My brother’s leg grows at a rhythm of its own, slower than the rest of his body. Through a gesture of inversion, his scar (a result of multiple surgeries to stretch his limb), becomes a mountain chain. An attempt to inhabit fictive territories and different temporalities.
Through a series of strategies of inversion and copy, a fictive territory is constructed at the same time it is explored. Taking a mold of my brother’s scar as a point of departure, various tool-works such as contour serigraphy line maps and drawings, GoogleEarth-like images, a silicone sculpture, a dispositif that tracks rising water and and a 3d animation are combined in a site-specific installation work.
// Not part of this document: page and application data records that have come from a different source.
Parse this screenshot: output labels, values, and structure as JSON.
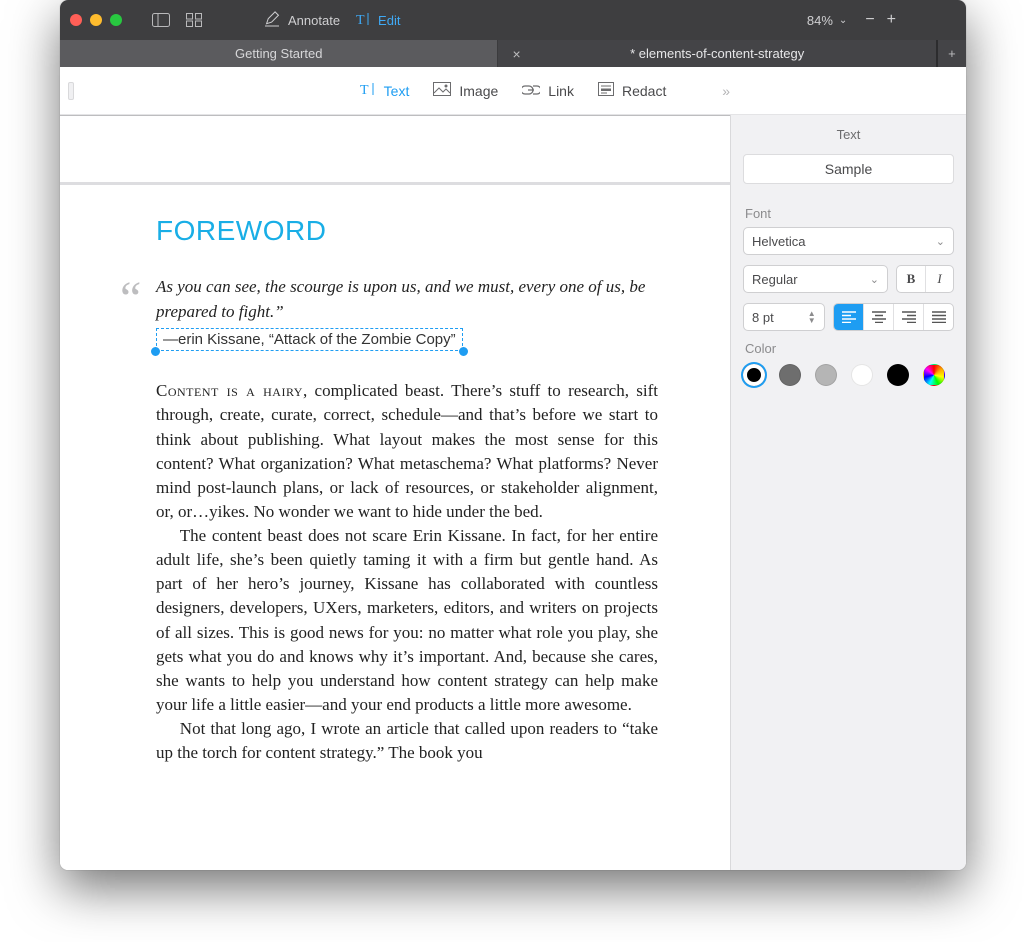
{
  "toolbar": {
    "annotate_label": "Annotate",
    "edit_label": "Edit",
    "zoom_value": "84%"
  },
  "tabs": [
    {
      "label": "Getting Started",
      "active": false
    },
    {
      "label": "* elements-of-content-strategy",
      "active": true
    }
  ],
  "edit_toolbar": {
    "text": "Text",
    "image": "Image",
    "link": "Link",
    "redact": "Redact"
  },
  "inspector": {
    "title": "Text",
    "sample": "Sample",
    "font_label": "Font",
    "font_family": "Helvetica",
    "font_style": "Regular",
    "bold_glyph": "B",
    "italic_glyph": "I",
    "font_size": "8 pt",
    "color_label": "Color",
    "swatches": [
      {
        "name": "black-selected",
        "hex": "#000000",
        "selected": true
      },
      {
        "name": "gray-dark",
        "hex": "#6e6e6e"
      },
      {
        "name": "gray-light",
        "hex": "#b5b5b5"
      },
      {
        "name": "white",
        "hex": "#ffffff"
      },
      {
        "name": "black",
        "hex": "#000000"
      },
      {
        "name": "multicolor",
        "hex": "multicolor"
      }
    ]
  },
  "document": {
    "title": "FOREWORD",
    "quote_line1": "As you can see, the scourge is upon us, and we must, every one of us, be prepared to fight.”",
    "byline_dash": "—",
    "byline_name": "erin Kissane, ",
    "byline_work": "“Attack of the Zombie Copy”",
    "para1_lead": "Content is a hairy",
    "para1_rest": ", complicated beast. There’s stuff to research, sift through, create, curate, correct, schedule—and that’s before we start to think about publishing. What layout makes the most sense for this content? What organization? What metaschema? What platforms? Never mind post-launch plans, or lack of resources, or stakeholder alignment, or, or…yikes. No wonder we want to hide under the bed.",
    "para2": "The content beast does not scare Erin Kissane. In fact, for her entire adult life, she’s been quietly taming it with a firm but gentle hand. As part of her hero’s journey, Kissane has collaborated with countless designers, developers, UXers, marketers, editors, and writers on projects of all sizes. This is good news for you: no matter what role you play, she gets what you do and knows why it’s important. And, because she cares, she wants to help you understand how content strategy can help make your life a little easier—and your end products a little more awesome.",
    "para3": "Not that long ago, I wrote an article that called upon readers to “take up the torch for content strategy.” The book you"
  }
}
"In the bosom of impenetrable forests there is no other way than the rivers", wrote Alexander von Humboldt in Cosmos: a sketch of a physical description of the universe. The scientist-artist and traveler proposed in his book the "outrageous idea" of capturing everything that was known in the 19th century on the celestial and earthly phenomena; from the star nebulae to the microgeography of mosses that grow on granite rocks. Sidereal astronomy, organic life, geology, magnetism, volcanic eruptions and other phenomena surveyed by Humboldt in his expeditions around the world, integrated an assemblage of interconnected elements: a science of entanglements.
"The bed of a river may be the absence of a mountain", speculates Flora Reznik in her notebook, as if contesting the Prussian naturalist’s statement. Flora's work is born from an expedition - both real and imaginary - of territories that only exist from the moment they are traveled. Habitan esas laderas / (Change in Y, Change in X) links fragments of an exploratory journey undertaken through the fringes, edges and accidents of a scar that becomes mountain.
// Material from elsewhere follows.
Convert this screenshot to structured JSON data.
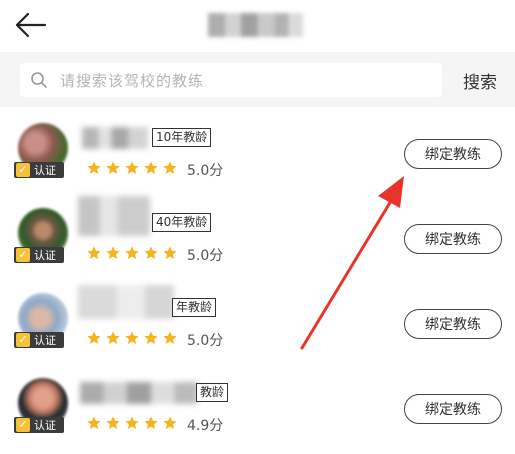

A silicone mold reverses the void of the scar, similar to the the bed of a dry river, transforming it into a mountain chain contained in a device that little by little submerges it in water. The different levels in the which the liquid is covering the volume are then transferred to the design of serigraphic maps, composed by sinuous lines that draw traces in the soil like woven threads in an embroidery. Cartographies, photos and drawings resignify the porous surface of the skin and the sedimentation of the mountain.
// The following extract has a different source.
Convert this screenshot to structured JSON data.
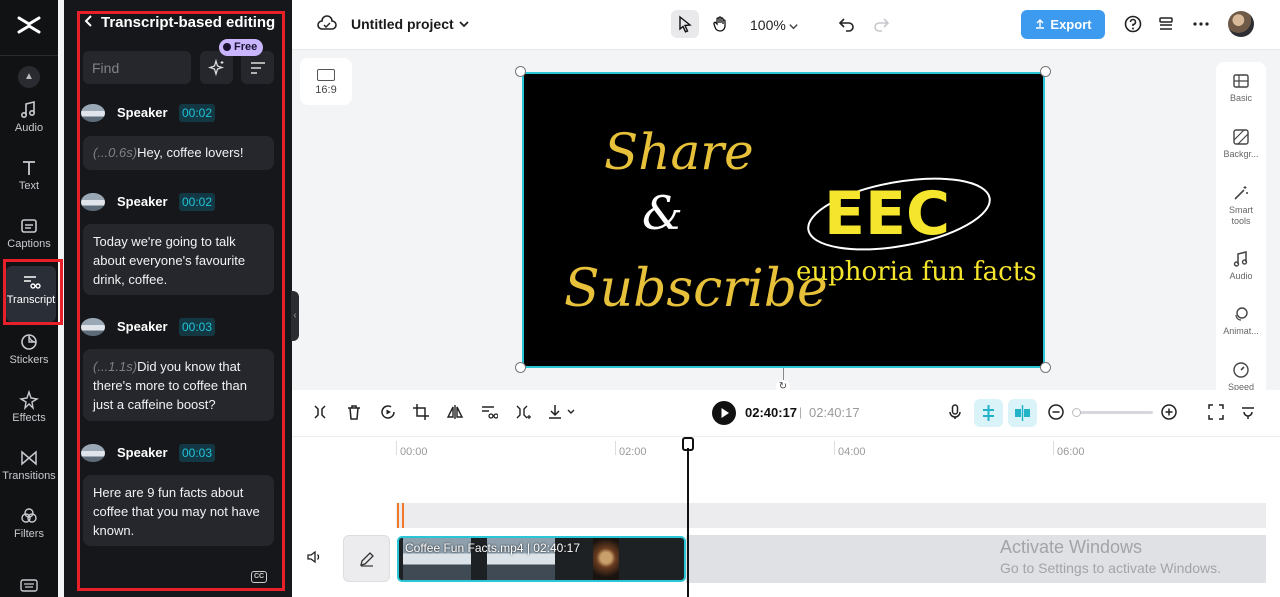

The 3D animation, projected in the second room, introduces a suspended temporality while moving slowly through the topography of this body-mountain. Flora sutures the parts of the path like a mountaineer who closes up the blind spots of the stones, marking them in strategic points to be able to reach the top. Climbing thus becomes a question about the scale; every trace is miniscule compared to the immensity of a body that is also mountain.
Among so many other scientific-artists and romantic travelers, von Humboldt understood how small we are in the face of nature that goes beyond the limits of what is attainable. To inhabit the slopes is to inhabit the immeasurable.
Text by Jazmín Adler - curator